Thurston County declared homelessness a crisis in 2018 --- before I was elected to the Board of County Commissioners. I have taken that mandate seriously and worked consistently on this problem throughout my term.
When I took office in 2019, the County's partnerships --- and level of trust --- with our city leaders were broken. A starting point for rebuilding that trust was the formation of the Regional Housing Council, a new committee bringing city and county officials to the table to direct key funding decisions together. The next step was to bring a true regional vision to the work.
Over the last three years, the County has funded micro-shelters in downtown Olympia, worked with Lacey to acquire a hotel for transitional housing, supported regional programs like hygiene and case management for camps, and formed a partnership with Olympia on a long-term plan for RVs. The County partnered with Interfaith Works on a new shelter and day-center project, and bridged gaps in state and federal rent-assistance programs with County funding. The problems are large, but I have insisted that your county government be there at every step, working with our neighboring jurisdictions on durable solutions.
The most significant policy step I led was to create a County Home Fund. In 2018, the State Legislature passed a law authorizing counties to legislatively fund permanent supportive housing and mental health treatment with a 0.1% sales tax. I worked closely with the cities of Olympia, Lacey, and Tumwater to develop an agreement that would create this county-wide fund and create a shared decision-making structure for its use. I strongly believe this stable funding stream will allow us to best leverage state and federal monies to meet the goals of the County's five-year homelessness plan.

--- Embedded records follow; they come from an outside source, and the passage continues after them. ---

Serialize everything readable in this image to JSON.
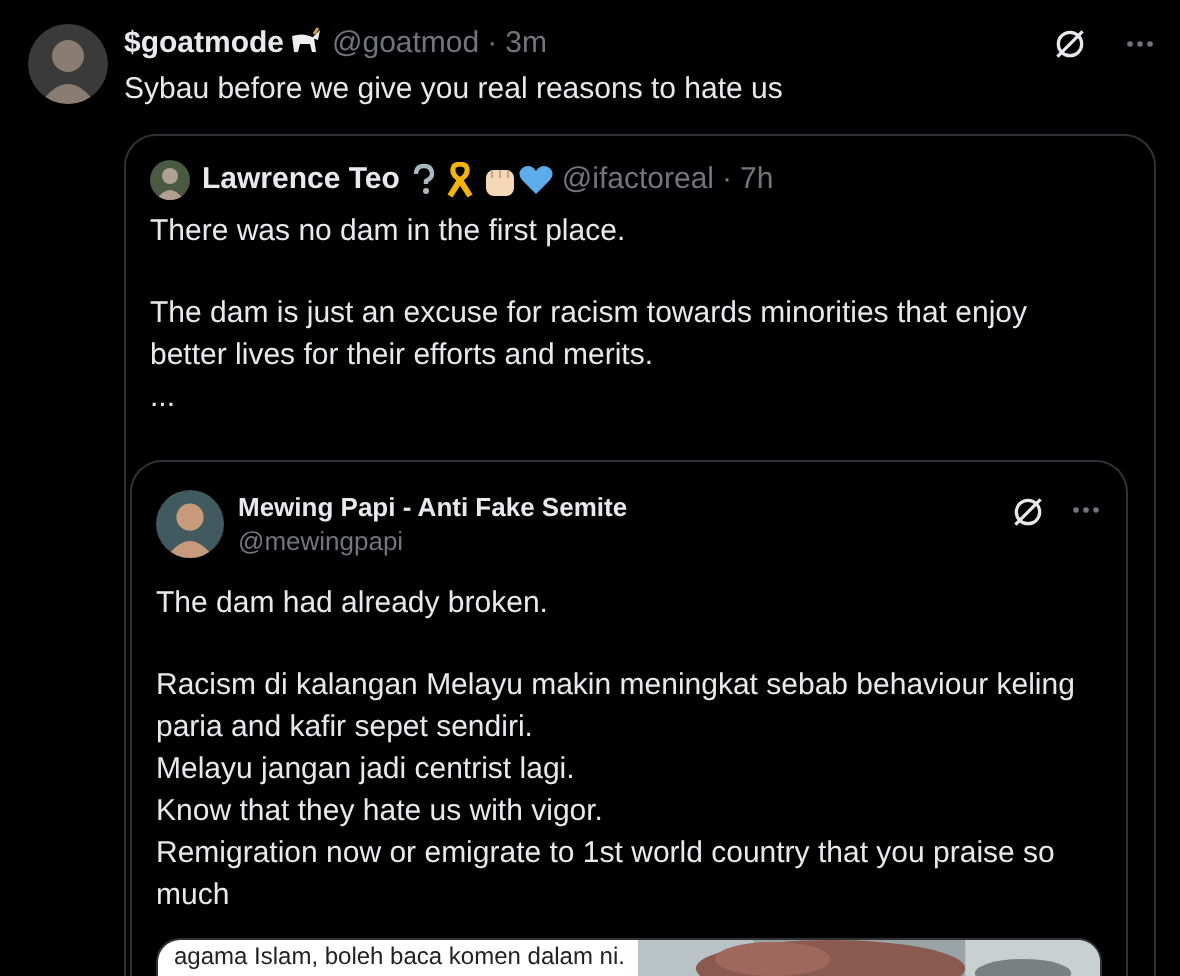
{
  "post": {
    "name": "$goatmode",
    "handle": "@goatmod",
    "separator": "·",
    "time": "3m",
    "text": "Sybau before we give you real reasons to hate us"
  },
  "quote": {
    "name": "Lawrence Teo",
    "handle": "@ifactoreal",
    "separator": "·",
    "time": "7h",
    "paragraphs": [
      "There was no dam in the first place.",
      "The dam is just an excuse for racism towards minorities that enjoy better lives for their efforts and merits.",
      "..."
    ],
    "embedded": {
      "name": "Mewing Papi - Anti Fake Semite",
      "handle": "@mewingpapi",
      "paragraphs": [
        "The dam had already broken.",
        "Racism di kalangan Melayu makin meningkat sebab behaviour keling paria and kafir sepet sendiri.\nMelayu jangan jadi centrist lagi.\nKnow that they hate us with vigor.\nRemigration now or emigrate to 1st world country that you praise so much"
      ],
      "media": [
        {
          "kind": "screenshot",
          "text": "agama Islam, boleh baca komen dalam ni."
        },
        {
          "kind": "picture"
        }
      ]
    }
  }
}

Local governments did not create the housing crisis, but we have been tasked with managing it. I will continue to prioritize this issue in an effort to increase our affordable housing supply and eliminate the need for homeless encampments.